Regulation of Credit Rating Agencies

Dodd-Frank created the Office of Credit Rating under the SEC to regulate bond credit rating agencies like Moody's and Standard & Poor's. Different from consumer credit rating companies like Equifax, bond credit rating agencies evaluate the creditworthiness of corporate or government bonds. The bond credit rating agencies were blamed for helping to cause the 2008 recession by misleading investors by over-rating the actual value of mortgage-backed securities and their derivatives. Under Dodd-Frank, the SEC can review the practices of bond credit rating agencies and de-certify them if necessary.

Consumer Protection

To protect consumers from “unscrupulous business” practices by banks, the new Consumer Financial Protection Bureau (CFPB) works with large banks to prevent transactions that harm consumers, such as risky lending. The CFPB also requires banks to supply consumers with “plain English” explanations of mortgages and credit scores. Also, the CFPB oversees credit reporting agencies, credit and debit cards, and payday and consumer loans, except for auto loans made by dealers.

The Whistleblower Provision
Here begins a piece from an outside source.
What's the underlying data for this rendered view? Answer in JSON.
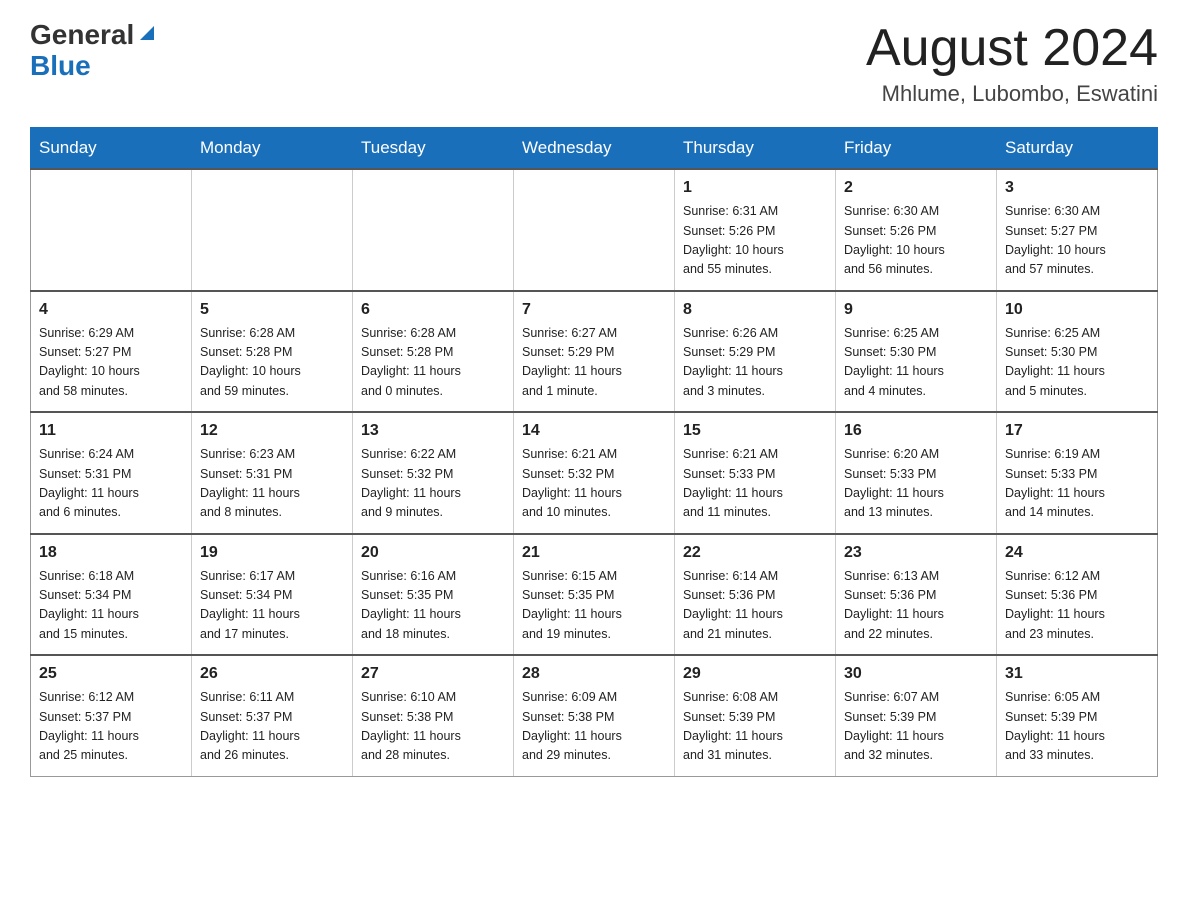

Dodd-Frank strengthened the existing whistleblower program created by the Sarbanes-Oxley Act of 2002. Specifically, the law created an SEC “whistleblower bounty program” under which people who report confirmed incidents of fraud or abusive practices anywhere within the financial industry are entitled to 10% to 30% of the proceeds from litigated settlements or court rulings.

Partial Rollback

U.S. President Donald Trump signs Executive Orders, including an order to review the Dodd-Frank Wall Street to roll back financial regulations of the Obama era.
U.S. President Donald Trump signs Executive Orders, including an order to review the Dodd-Frank Wall Street to roll back financial regulations of the Obama era. Aude Guerrucci/Getty Images

Dodd-Frank imposed dozens of strict regulations on America’s banks and credit unions. This angered small local banks that said the regulations were overly burdensome on them, and President-elect Donald Trump, who called Dodd-Frank a “disaster” and promised to “do a big number” on the 2010 law.

On May 22, 2018, Congress passed the Economic Growth, Regulatory Relief and Consumer Protection Act (S.2155) exempting all but the largest U.S. banks from many of the Dodd-Frank regulations. President Trump signed the partial repeal into law on May 24, 2018.

The rollback prevents the Federal Reserve from designating the small banks as being “too big to fail,” meaning they no longer have to hold as much in assets to protect them against a cash crunch. Smaller banks are also exempted from the Volcker Rule. Banks with less than $10 billion in assets can now use depositors’ money for highly risky investments.

Sources and Further Reference

mla apa chicago
Your Citation
Longley, Robert. "Dodd-Frank Act: History and Impact." ThoughtCo, Dec. 6, 2021, Longley, Robert. (2021, December 6). Dodd-Frank Act: History and Impact. Retrieved from Longley, Robert. "Dodd-Frank Act: History and Impact." ThoughtCo. (accessed May 28, 2023).